Why it matters: Police in Romania have arrested two individuals suspected of using the Sodinokibi/REvil ransomware to infect as many as 5,000 machines, raking in half a million euros in ransom payments in the process.
Europol in announcing the effort, which was part of operation GoldDust, said it facilitated the exchange of information and provided analytical support, plus cryptocurrency, malware and forensic analysis. Operation GoldDust involved 17 countries including Canada, France, Germany, the United Kingdom and the United States, as well as members of Europol, Eurojust and Interpol.
During what was described as the "action days," Europol set up a virtual command post and deployed experts to each location to coordinate ground-based activities.
Related reading: The Evolution of Ransomware: How Did We Get Here?
In total, seven suspects allegedly linked to the GandCrab and Sodinokibi/REvil ransomware families have been arrested since February 2021. Collectively, these individuals are said to be responsible for infecting roughly 7,000 victims.

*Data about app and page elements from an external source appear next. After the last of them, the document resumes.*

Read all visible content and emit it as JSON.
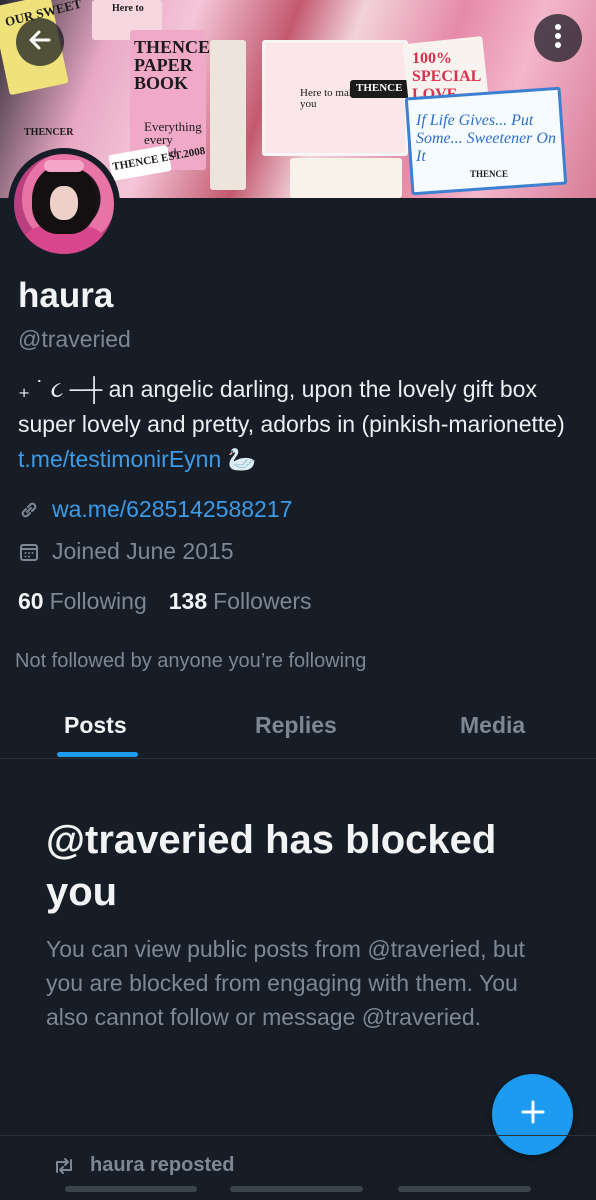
{
  "banner": {
    "texts": [
      "OUR SWEET",
      "Here to",
      "THENCE PAPER BOOK",
      "Everything every united",
      "THENCE EST.2008",
      "THENCER",
      "Here to make you",
      "THENCE",
      "100% SPECIAL LOVE",
      "If Life Gives... Put Some... Sweetener On It",
      "THENCE"
    ]
  },
  "header": {
    "back_icon": "arrow-left-icon",
    "more_icon": "more-vertical-icon"
  },
  "profile": {
    "name": "haura",
    "handle": "@traveried",
    "bio_text": "₊ ˙ ૮ ─┼ an angelic darling, upon the lovely gift box super lovely and pretty, adorbs in (pinkish-marionette) ",
    "bio_link": "t.me/testimonirEynn",
    "bio_emoji": "🦢",
    "website": "wa.me/6285142588217",
    "joined": "Joined June 2015",
    "following_count": "60",
    "following_label": "Following",
    "followers_count": "138",
    "followers_label": "Followers",
    "not_followed": "Not followed by anyone you’re following"
  },
  "tabs": [
    {
      "label": "Posts",
      "active": true
    },
    {
      "label": "Replies",
      "active": false
    },
    {
      "label": "Media",
      "active": false
    }
  ],
  "blocked": {
    "title": "@traveried has blocked you",
    "body": "You can view public posts from @traveried, but you are blocked from engaging with them. You also cannot follow or message @traveried."
  },
  "fab": {
    "icon": "plus-icon"
  },
  "repost": {
    "icon": "repost-icon",
    "label": "haura reposted"
  },
  "colors": {
    "accent": "#1d9bf0",
    "link": "#3b9be8",
    "background": "#161d26",
    "muted": "#7d8893"
  }
}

Earlier this year, Bitdefender teamed up with law enforcement to publish a tool capable of unlocking files on systems impacted by REvil up through mid-July 2021.
Ransomware was recently identified by EU cybersecurity agency Enisa as one of nine prime threats emerging in the cybersecurity landscape. Malware, cryptojacking and misinformation were also high on Enisa's list.
The @StateDept also announced rewards of up to $10 million for information leading to the identification, arrest, or conviction of leaders of (or participants in) the Sodinokibi/REvil ransomware transnational organized crime group. https://t.co/zTlT8Vg1pl pic.twitter.com/3Af6qwTcG4--- FBI (@FBI) November 8, 2021
The US Department of State on Monday also announced rewards of up to $10 million for information that leads to the identification, arrest or conviction of members of the Sodinokibi/REvil group. The FBI also commented on the recent arrests.